She writes about the ever-present triangle, found in novels and plays from the last three centuries, in which a woman and man compete for the heroine’s love . . . about how—and why—same-sex attraction is surprisingly ubiquitous in crime fiction, from the work of Wilkie Collins and Dorothy L. Sayers to P. D. James.
Finally, Donoghue looks at the plotline that has dominated writings about desire between women since the late nineteenth century: how a woman’s life is turned upside down by the realization that she desires another woman, whether she comes to terms with this discovery privately, “comes out of the closet,” or is publicly “outed.”
She shows how this narrative pattern has remained popular and how it has taken many forms, in the works of George Moore, Radclyffe Hall, Patricia Highsmith, and Rita Mae Brown, from case-history-style stories and dramas, in and out of the courtroom, to schoolgirl love stories and rebellious picaresques.
A revelation of a centuries-old literary tradition—brilliant, amusing, and until now, deliberately overlooked.
|| How to Read Literature Like a Professor: A Lively and Entertaining Guide to Reading Between the Lines by Thomas C. Foster ||
💛 literary criticism
While many books can be enjoyed for their basic stories, there are often deeper literary meanings interwoven in these texts. How to Read Literature Like a Professor helps us to discover those hidden truths by looking at literature with the eyes—and the literary codes—of the ultimate professional reader: the college professor.
What does it mean when a literary hero travels along a dusty road? When he hands a drink to his companion? When he’s drenched in a sudden rain shower? Ranging from major themes to literary models, narrative devices, and form, Thomas C. Foster provides us with a broad overview of literature—a world where a road leads to a quest, a shared meal may signify a communion, and rain, whether cleansing or destructive, is never just a shower—and shows us how to make our reading experience more enriching, satisfying, and fun.
What Books about Books have you read?? Again, I read and loved The Starless Sea and The Binding (both for different reasons) but I need MORE!! Preferably gay ones!
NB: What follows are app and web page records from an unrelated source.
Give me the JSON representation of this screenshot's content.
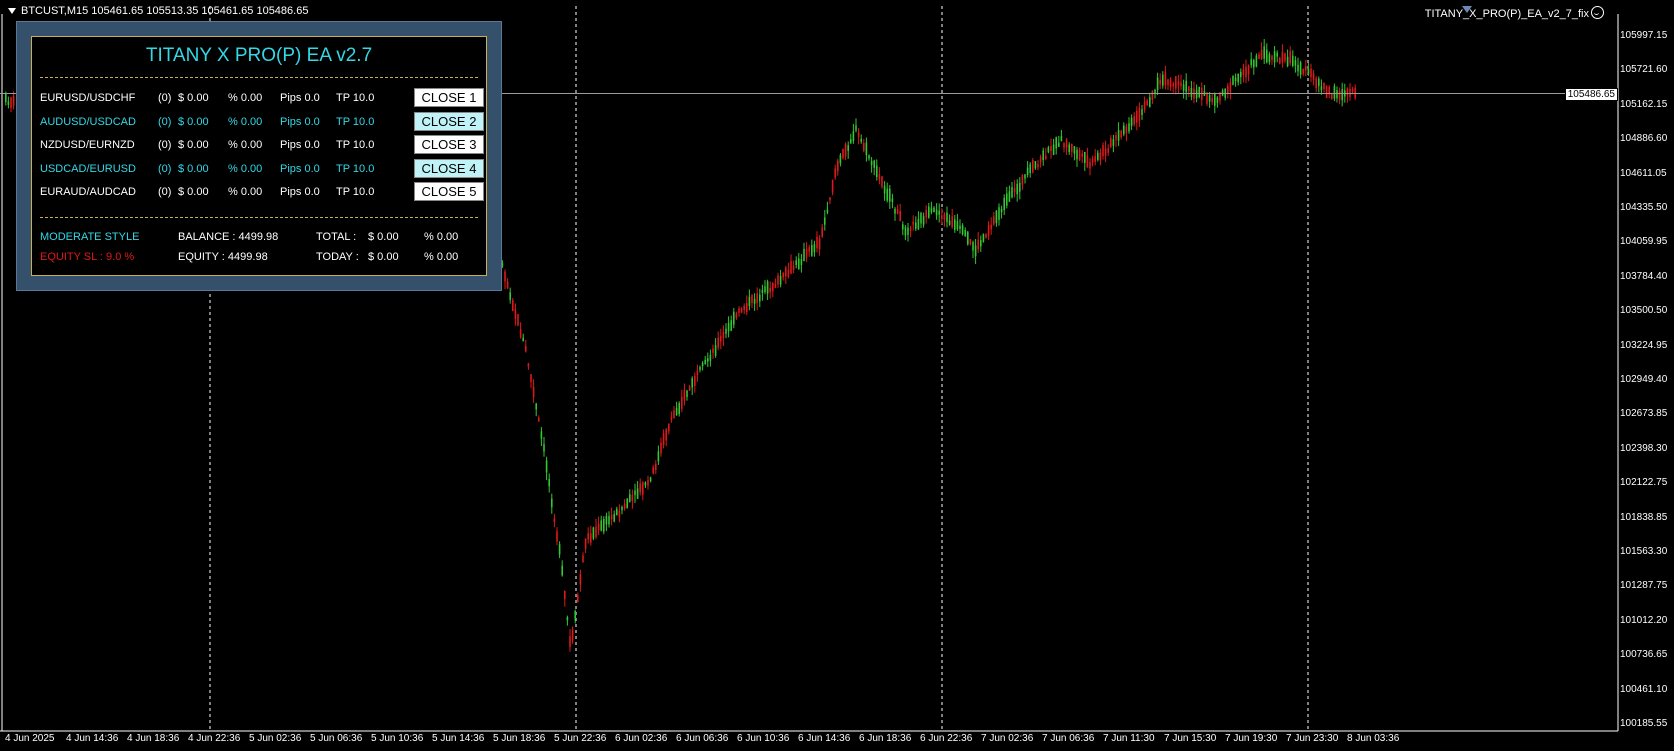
{
  "chart": {
    "symbol_line": "BTCUST,M15  105461.65 105513.35 105461.65 105486.65",
    "ea_name": "TITANY_X_PRO(P)_EA_v2_7_fix",
    "current_price": "105486.65",
    "price_labels": [
      "105997.15",
      "105721.60",
      "105162.15",
      "104886.60",
      "104611.05",
      "104335.50",
      "104059.95",
      "103784.40",
      "103500.50",
      "103224.95",
      "102949.40",
      "102673.85",
      "102398.30",
      "102122.75",
      "101838.85",
      "101563.30",
      "101287.75",
      "101012.20",
      "100736.65",
      "100461.10",
      "100185.55"
    ],
    "time_labels": [
      "4 Jun 2025",
      "4 Jun 14:36",
      "4 Jun 18:36",
      "4 Jun 22:36",
      "5 Jun 02:36",
      "5 Jun 06:36",
      "5 Jun 10:36",
      "5 Jun 14:36",
      "5 Jun 18:36",
      "5 Jun 22:36",
      "6 Jun 02:36",
      "6 Jun 06:36",
      "6 Jun 10:36",
      "6 Jun 14:36",
      "6 Jun 18:36",
      "6 Jun 22:36",
      "7 Jun 02:36",
      "7 Jun 06:36",
      "7 Jun 11:30",
      "7 Jun 15:30",
      "7 Jun 19:30",
      "7 Jun 23:30",
      "8 Jun 03:36"
    ],
    "colors": {
      "bull": "#32c832",
      "bear": "#e01818",
      "grid": "#ffffff",
      "axis": "#ffffff"
    }
  },
  "panel": {
    "title": "TITANY X PRO(P) EA v2.7",
    "rows": [
      {
        "pair": "EURUSD/USDCHF",
        "count": "(0)",
        "profit": "$ 0.00",
        "pct": "% 0.00",
        "pips": "Pips 0.0",
        "tp": "TP 10.0",
        "button": "CLOSE 1",
        "style": "white"
      },
      {
        "pair": "AUDUSD/USDCAD",
        "count": "(0)",
        "profit": "$ 0.00",
        "pct": "% 0.00",
        "pips": "Pips 0.0",
        "tp": "TP 10.0",
        "button": "CLOSE 2",
        "style": "cyan"
      },
      {
        "pair": "NZDUSD/EURNZD",
        "count": "(0)",
        "profit": "$ 0.00",
        "pct": "% 0.00",
        "pips": "Pips 0.0",
        "tp": "TP 10.0",
        "button": "CLOSE 3",
        "style": "white"
      },
      {
        "pair": "USDCAD/EURUSD",
        "count": "(0)",
        "profit": "$ 0.00",
        "pct": "% 0.00",
        "pips": "Pips 0.0",
        "tp": "TP 10.0",
        "button": "CLOSE 4",
        "style": "cyan"
      },
      {
        "pair": "EURAUD/AUDCAD",
        "count": "(0)",
        "profit": "$ 0.00",
        "pct": "% 0.00",
        "pips": "Pips 0.0",
        "tp": "TP 10.0",
        "button": "CLOSE 5",
        "style": "white"
      }
    ],
    "style_label": "MODERATE STYLE",
    "equity_sl": "EQUITY SL : 9.0 %",
    "balance": "BALANCE : 4499.98",
    "equity": "EQUITY : 4499.98",
    "total_label": "TOTAL :",
    "total_amount": "$ 0.00",
    "total_pct": "% 0.00",
    "today_label": "TODAY :",
    "today_amount": "$ 0.00",
    "today_pct": "% 0.00"
  }
}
- Do you participate in #5OnMyTBR?
- Do you have any of those on your TBR?
- Have you read them maybe? (Make me read them then!!)